▶ _Problem to solve_: If a line in the records below contains "structured", copy that line.

▶ _The data_:
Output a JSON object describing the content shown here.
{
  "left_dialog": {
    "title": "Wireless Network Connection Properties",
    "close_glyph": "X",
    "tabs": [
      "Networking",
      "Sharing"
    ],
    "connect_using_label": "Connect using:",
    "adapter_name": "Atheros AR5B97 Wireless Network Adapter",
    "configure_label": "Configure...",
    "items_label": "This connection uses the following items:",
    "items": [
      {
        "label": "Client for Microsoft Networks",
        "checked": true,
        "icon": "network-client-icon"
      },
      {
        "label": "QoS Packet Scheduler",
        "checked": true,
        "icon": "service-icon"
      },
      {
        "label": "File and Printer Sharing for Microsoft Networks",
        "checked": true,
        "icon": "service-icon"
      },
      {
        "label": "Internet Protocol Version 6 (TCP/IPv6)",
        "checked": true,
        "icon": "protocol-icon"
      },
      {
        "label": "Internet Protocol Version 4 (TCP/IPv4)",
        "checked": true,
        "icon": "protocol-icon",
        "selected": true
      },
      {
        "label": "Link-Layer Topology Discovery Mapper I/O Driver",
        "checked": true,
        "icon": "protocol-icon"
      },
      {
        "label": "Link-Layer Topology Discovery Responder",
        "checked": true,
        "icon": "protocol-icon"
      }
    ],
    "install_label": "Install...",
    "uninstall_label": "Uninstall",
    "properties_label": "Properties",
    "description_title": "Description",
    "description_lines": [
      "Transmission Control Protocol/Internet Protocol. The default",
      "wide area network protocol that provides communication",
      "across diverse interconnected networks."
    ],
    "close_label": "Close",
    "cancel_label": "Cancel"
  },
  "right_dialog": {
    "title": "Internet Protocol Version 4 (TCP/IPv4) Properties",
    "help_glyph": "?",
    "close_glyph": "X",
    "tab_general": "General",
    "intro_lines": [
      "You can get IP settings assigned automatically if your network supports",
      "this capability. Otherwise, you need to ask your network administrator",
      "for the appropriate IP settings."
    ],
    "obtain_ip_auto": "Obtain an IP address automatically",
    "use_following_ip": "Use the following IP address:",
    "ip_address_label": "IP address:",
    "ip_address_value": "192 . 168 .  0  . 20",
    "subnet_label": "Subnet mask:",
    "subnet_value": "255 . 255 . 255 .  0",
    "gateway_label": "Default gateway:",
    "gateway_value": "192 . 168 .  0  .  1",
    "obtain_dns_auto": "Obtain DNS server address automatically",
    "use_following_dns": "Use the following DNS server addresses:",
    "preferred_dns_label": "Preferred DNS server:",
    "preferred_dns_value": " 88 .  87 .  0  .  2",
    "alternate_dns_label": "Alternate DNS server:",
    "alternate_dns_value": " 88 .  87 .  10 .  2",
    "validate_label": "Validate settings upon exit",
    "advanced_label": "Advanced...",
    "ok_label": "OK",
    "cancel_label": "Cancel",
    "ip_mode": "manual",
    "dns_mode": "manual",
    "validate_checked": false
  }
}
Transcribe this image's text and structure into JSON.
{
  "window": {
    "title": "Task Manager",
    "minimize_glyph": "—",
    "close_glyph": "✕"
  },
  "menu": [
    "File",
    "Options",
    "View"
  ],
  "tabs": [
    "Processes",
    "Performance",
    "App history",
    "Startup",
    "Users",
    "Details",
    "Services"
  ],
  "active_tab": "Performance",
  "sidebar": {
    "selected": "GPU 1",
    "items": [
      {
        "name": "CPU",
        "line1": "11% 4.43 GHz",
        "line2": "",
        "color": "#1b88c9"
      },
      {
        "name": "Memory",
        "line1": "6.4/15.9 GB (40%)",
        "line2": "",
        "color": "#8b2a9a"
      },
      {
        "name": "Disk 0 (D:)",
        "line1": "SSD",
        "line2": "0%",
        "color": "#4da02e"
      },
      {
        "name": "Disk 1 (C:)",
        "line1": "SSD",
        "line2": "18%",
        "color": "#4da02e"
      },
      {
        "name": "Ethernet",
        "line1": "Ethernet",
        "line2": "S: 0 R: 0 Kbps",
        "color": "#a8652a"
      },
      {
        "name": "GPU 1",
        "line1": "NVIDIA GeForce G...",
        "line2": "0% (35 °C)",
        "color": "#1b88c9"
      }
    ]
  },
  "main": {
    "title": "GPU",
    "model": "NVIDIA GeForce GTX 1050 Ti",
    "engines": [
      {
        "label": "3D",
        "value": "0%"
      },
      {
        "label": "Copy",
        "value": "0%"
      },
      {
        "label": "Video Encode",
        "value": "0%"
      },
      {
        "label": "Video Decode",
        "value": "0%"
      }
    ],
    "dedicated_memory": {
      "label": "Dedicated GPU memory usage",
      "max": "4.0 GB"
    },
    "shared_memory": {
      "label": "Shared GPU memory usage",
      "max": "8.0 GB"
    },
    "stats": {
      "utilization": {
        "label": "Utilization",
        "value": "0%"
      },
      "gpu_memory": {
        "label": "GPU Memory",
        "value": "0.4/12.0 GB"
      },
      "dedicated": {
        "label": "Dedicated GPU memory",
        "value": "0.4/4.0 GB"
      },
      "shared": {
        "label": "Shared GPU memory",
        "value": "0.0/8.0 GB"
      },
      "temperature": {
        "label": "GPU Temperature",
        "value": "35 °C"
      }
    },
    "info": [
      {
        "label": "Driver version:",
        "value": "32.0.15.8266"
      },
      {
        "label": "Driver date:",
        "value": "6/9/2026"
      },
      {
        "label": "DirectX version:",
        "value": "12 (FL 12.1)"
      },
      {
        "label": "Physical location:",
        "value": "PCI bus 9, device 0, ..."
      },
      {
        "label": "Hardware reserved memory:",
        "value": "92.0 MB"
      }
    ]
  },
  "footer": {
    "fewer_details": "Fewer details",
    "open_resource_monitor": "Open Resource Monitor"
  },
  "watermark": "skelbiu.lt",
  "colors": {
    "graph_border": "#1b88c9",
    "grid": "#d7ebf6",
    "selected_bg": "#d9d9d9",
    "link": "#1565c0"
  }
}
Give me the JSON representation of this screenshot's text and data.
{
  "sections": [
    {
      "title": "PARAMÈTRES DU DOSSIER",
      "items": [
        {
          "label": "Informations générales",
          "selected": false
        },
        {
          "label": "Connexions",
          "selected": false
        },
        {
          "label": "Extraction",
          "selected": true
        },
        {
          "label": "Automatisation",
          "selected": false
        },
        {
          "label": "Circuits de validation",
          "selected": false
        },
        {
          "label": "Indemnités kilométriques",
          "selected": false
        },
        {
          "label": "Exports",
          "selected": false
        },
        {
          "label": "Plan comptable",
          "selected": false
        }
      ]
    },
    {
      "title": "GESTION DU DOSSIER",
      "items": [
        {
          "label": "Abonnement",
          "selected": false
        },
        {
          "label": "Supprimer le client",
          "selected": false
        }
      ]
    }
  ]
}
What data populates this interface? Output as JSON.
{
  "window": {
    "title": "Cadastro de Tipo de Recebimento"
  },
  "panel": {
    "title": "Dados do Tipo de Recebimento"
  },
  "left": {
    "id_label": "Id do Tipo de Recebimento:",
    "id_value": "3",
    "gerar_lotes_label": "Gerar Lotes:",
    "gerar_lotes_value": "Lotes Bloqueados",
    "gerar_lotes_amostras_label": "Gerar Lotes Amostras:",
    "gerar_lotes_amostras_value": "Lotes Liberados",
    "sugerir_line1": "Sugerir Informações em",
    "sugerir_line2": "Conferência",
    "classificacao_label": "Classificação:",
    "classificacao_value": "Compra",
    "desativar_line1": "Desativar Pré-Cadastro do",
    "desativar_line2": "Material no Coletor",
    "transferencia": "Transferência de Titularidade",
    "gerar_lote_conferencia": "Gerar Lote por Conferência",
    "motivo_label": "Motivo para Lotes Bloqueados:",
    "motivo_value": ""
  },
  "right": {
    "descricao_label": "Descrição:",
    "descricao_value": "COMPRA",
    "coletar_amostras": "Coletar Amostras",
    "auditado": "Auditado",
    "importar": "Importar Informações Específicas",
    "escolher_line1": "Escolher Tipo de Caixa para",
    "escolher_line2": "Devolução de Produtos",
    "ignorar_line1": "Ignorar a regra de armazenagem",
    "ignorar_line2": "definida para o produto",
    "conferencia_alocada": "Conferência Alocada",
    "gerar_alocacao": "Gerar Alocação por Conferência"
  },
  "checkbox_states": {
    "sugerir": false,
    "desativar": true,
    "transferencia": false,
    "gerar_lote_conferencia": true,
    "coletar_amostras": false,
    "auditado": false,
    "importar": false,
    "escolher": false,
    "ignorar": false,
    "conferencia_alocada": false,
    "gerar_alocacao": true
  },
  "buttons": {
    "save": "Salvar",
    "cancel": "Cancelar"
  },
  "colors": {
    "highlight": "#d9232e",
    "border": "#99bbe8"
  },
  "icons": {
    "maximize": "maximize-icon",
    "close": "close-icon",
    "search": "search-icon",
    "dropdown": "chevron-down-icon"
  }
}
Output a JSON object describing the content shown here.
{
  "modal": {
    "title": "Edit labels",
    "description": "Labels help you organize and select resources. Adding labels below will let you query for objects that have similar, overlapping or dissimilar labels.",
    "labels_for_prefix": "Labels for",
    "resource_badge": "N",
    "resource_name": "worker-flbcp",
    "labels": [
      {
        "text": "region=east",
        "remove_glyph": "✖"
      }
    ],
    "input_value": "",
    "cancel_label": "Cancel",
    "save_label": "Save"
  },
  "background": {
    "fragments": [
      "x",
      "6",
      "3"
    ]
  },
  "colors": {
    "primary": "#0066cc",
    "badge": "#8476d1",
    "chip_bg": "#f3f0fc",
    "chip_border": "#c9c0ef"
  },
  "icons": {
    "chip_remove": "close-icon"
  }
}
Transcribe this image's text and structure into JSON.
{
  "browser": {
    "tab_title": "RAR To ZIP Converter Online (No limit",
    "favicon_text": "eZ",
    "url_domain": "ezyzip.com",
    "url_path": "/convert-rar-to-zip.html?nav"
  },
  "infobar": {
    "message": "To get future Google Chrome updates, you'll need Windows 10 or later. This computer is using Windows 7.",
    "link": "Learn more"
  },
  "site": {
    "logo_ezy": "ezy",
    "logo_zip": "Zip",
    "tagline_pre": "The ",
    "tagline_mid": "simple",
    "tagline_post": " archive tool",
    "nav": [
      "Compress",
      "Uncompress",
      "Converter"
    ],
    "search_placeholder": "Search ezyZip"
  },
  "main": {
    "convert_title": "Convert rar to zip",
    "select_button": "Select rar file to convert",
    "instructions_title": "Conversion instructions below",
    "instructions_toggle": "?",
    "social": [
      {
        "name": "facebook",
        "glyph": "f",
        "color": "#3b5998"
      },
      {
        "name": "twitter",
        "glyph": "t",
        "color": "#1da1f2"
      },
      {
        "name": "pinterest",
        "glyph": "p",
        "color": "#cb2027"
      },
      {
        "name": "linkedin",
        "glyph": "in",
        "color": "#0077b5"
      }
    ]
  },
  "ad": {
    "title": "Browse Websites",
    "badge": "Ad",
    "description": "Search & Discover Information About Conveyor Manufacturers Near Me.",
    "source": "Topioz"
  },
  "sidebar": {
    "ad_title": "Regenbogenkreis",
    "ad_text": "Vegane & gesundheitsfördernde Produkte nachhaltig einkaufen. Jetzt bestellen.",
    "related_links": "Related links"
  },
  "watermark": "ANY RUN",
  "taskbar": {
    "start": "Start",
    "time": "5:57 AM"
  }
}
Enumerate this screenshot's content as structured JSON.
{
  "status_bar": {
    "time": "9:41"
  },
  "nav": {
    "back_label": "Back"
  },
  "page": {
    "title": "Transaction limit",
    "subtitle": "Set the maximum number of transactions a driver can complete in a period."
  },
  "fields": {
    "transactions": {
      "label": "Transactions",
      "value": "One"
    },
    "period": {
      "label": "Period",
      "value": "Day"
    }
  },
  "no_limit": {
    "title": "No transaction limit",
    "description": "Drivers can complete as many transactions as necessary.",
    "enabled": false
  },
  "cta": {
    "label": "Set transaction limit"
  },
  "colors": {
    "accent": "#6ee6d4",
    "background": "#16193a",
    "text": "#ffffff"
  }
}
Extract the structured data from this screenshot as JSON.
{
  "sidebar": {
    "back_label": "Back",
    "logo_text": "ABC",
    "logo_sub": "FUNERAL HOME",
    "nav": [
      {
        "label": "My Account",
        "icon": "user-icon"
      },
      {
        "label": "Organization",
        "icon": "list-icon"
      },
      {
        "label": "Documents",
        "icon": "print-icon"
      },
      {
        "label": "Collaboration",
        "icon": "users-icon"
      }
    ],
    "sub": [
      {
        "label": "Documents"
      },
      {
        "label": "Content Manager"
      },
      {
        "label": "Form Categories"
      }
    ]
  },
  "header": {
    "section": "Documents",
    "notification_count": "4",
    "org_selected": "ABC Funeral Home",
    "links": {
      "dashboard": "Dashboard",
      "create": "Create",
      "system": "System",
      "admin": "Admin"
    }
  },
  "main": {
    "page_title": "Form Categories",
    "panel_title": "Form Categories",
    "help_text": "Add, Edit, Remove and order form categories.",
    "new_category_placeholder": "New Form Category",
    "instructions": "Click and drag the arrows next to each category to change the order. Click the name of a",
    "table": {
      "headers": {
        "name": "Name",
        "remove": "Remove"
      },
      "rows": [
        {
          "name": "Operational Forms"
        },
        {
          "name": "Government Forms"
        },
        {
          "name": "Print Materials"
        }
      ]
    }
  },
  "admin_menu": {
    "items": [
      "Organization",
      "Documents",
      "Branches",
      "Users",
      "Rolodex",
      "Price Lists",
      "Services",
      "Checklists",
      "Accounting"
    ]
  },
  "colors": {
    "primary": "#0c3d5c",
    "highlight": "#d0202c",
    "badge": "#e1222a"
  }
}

▶ _Written response_:
Enumerate this screenshot's content as structured JSON.
Extract the structured data from this screenshot as JSON.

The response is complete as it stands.